On June 1, 2015, the U.S. Supreme Court decided the case of Bank of America v. Caulkett and held unanimously that a debtor in a Chapter 7 bankruptcy can not “strip” a junior lien. “Lien stripping,” a topic we have address previously, is this: When there is more than one lien on a piece of property, and the amount owned on the senior lien is greater than the value of that property, there is no equity present to secure the junior lien. Therefore, in a Chapter 13 case, the property owner can “strip” the junior lien, causing it to be treated as unsecured debt.
Prior to today’s decision, all of the Circuit Courts to have addressed this issue (besides the Eleventh Circuit) had held that the Bankruptcy Code does not permit such lien stripping in Chapter 7 cases. They relied (as did the decision today) on the Supreme Court’s holding in 1992’s Dewsnup v. Timm; Section 506(d) of the Code allows a lien to be voided when it secures a claim that is not an allowed, secured claim. And while no equity was present here to secure the claim, Dewsnup says that the existence of the lien categorizes it a secured. Case closed.

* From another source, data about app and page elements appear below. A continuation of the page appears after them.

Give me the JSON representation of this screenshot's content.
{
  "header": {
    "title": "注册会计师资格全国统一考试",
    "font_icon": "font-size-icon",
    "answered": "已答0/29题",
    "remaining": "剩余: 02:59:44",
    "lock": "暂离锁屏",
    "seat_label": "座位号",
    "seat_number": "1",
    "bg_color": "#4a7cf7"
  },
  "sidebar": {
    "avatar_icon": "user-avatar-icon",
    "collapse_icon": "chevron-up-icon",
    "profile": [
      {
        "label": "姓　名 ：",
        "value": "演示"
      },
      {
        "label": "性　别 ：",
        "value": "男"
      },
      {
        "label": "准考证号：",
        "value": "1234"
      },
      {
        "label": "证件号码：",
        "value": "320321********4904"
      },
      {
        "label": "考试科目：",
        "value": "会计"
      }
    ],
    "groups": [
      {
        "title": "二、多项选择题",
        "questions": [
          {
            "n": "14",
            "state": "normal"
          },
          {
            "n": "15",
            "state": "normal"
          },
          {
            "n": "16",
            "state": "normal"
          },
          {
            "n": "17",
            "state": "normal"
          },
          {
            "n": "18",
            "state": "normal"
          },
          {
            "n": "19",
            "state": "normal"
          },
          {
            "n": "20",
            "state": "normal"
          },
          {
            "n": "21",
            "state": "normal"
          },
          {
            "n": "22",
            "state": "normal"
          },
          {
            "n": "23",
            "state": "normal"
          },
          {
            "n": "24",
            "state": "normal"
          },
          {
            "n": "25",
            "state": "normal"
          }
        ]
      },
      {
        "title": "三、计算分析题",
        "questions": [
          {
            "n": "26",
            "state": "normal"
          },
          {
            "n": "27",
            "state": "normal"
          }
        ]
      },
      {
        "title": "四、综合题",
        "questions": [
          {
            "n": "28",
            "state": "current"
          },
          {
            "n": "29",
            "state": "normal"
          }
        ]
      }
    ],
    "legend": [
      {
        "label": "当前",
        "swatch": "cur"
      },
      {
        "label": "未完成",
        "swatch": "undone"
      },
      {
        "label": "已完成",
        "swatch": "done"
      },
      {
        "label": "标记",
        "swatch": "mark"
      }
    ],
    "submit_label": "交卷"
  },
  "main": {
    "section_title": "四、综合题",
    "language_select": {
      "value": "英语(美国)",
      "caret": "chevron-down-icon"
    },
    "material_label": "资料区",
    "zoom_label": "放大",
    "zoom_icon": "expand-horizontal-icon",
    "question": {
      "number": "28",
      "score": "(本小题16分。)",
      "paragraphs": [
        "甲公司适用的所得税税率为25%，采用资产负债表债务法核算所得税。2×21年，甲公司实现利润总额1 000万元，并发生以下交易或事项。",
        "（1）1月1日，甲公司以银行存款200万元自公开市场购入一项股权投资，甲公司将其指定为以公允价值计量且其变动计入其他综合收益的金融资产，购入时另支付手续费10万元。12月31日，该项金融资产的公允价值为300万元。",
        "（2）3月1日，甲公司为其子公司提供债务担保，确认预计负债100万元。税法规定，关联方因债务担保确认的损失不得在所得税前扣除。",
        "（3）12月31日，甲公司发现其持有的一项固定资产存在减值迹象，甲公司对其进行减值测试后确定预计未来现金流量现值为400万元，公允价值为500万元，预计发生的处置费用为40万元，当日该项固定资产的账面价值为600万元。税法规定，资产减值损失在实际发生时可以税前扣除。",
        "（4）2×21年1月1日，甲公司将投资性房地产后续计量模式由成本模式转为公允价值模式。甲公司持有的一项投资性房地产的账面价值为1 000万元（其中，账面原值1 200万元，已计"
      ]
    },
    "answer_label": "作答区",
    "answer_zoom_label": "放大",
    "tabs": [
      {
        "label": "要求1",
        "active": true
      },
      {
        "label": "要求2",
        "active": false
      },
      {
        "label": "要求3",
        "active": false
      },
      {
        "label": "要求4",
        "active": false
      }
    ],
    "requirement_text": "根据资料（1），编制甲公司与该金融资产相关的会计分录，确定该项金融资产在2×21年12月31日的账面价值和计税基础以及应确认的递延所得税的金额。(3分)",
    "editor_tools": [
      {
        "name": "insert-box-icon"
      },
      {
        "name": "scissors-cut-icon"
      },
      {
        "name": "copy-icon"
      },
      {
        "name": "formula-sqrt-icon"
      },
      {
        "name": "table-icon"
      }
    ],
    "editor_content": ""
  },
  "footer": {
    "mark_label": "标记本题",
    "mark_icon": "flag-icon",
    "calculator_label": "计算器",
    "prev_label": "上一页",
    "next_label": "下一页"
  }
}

Interesting thing though: While the decision was unanimous, a single footnote in the middle of the opinion acknowledges that Dewsnup has been harshly criticized, but points out that the Debtors insisted that they were not asking it to be overruled. Kennedy, Breyer, & Sotomayor did not join in this footnote, which raises an interesting question: what would happen if a debtor did expressly ask Dewsnup be overruled?